The Swahili culture spreading from Kenya’s coast to Zanzibar in Tanzania has an interesting history dating back to the precolonial era in the 19th century.
In a report released by Aga Khan University’s Institute for the study of Muslim civilisations, the name ‘wa-swahili’ which refers to Tanzania natives, as well as those on Kenya’s coast, was derived from an Arabic word meaning “shore”.
What’s intriguing about the Swahili people is their identity. According to the report, Swahili people proudly and broadly identify themselves based on where they come from; town, region or island. Amazingly, the Swahili culture does not necessarily point to a certain ethnic group or nationality because it believes in the commonness of the people within this cultural setting
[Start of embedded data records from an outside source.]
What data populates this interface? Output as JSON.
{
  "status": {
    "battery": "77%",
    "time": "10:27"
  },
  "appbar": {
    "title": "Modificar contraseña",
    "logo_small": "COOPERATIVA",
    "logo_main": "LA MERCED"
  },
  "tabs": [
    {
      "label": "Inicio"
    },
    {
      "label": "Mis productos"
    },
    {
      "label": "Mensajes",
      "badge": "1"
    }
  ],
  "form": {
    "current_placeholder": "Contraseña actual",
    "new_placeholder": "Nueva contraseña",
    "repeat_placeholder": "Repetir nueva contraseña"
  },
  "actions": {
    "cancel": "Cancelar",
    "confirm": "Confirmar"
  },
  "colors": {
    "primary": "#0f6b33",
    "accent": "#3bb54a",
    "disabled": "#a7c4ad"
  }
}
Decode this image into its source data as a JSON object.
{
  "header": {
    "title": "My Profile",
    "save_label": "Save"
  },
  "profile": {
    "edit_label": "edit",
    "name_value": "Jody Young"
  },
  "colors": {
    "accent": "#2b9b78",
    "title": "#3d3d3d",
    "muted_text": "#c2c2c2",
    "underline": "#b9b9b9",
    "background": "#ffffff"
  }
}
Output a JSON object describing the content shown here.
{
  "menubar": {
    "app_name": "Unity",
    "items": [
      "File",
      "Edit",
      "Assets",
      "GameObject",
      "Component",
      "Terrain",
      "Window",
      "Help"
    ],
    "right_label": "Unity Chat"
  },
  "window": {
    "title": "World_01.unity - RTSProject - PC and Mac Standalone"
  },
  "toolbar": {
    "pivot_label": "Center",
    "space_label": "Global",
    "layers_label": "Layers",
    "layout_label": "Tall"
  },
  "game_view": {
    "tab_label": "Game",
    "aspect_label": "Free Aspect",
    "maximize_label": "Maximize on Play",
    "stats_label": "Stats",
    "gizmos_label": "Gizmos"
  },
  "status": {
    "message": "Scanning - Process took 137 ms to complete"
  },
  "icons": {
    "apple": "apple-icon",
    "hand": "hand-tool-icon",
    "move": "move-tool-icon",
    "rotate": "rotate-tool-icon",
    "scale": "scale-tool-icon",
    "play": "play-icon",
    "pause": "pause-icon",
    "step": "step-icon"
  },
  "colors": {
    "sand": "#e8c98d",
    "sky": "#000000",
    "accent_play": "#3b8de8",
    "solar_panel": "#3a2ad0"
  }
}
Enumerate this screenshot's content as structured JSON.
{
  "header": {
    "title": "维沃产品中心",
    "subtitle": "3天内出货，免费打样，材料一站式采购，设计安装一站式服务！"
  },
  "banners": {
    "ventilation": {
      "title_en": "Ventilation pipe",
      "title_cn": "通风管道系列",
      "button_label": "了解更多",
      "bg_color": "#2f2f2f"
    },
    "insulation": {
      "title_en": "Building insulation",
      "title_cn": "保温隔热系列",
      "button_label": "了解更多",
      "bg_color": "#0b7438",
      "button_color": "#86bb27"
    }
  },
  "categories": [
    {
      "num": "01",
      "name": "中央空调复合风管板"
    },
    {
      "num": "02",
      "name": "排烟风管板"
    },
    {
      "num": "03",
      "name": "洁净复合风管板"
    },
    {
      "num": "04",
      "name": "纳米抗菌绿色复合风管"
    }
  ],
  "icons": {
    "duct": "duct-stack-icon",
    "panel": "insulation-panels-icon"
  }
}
Presently, the Swahili coast stretches from the Horn of Africa in Somalia to the Bay of Sofala in Mozambique. The Indian Ocean islands of Zanzibar, Pemba and even the Comoros, as well as Uganda and parts of the Democratic Republic of the Congo lay claim to their Swahili culture and language.
Muslim geographers who discovered the Swahili categorized the 3,000 km Swahili Coast into four sections; the land of the barbarians, Bilad al-Barbar, Land of the Blacks (Kenya, Tanzania coast) and Land of the Sofala. With time, Islam and the African way of life gave birth to the Swahili culture as a result of trade along the coast between the Arabs and native East Africans.
The Indian Ocean which was a principal factor in the trade separates East Africa from Arabia and Asia but the cultures in these regions blended to form the indomitable Swahili culture where trade is the number one uniting factor.
Hitherto, there are more than 450 established Swahili archaeological sites along the coastline.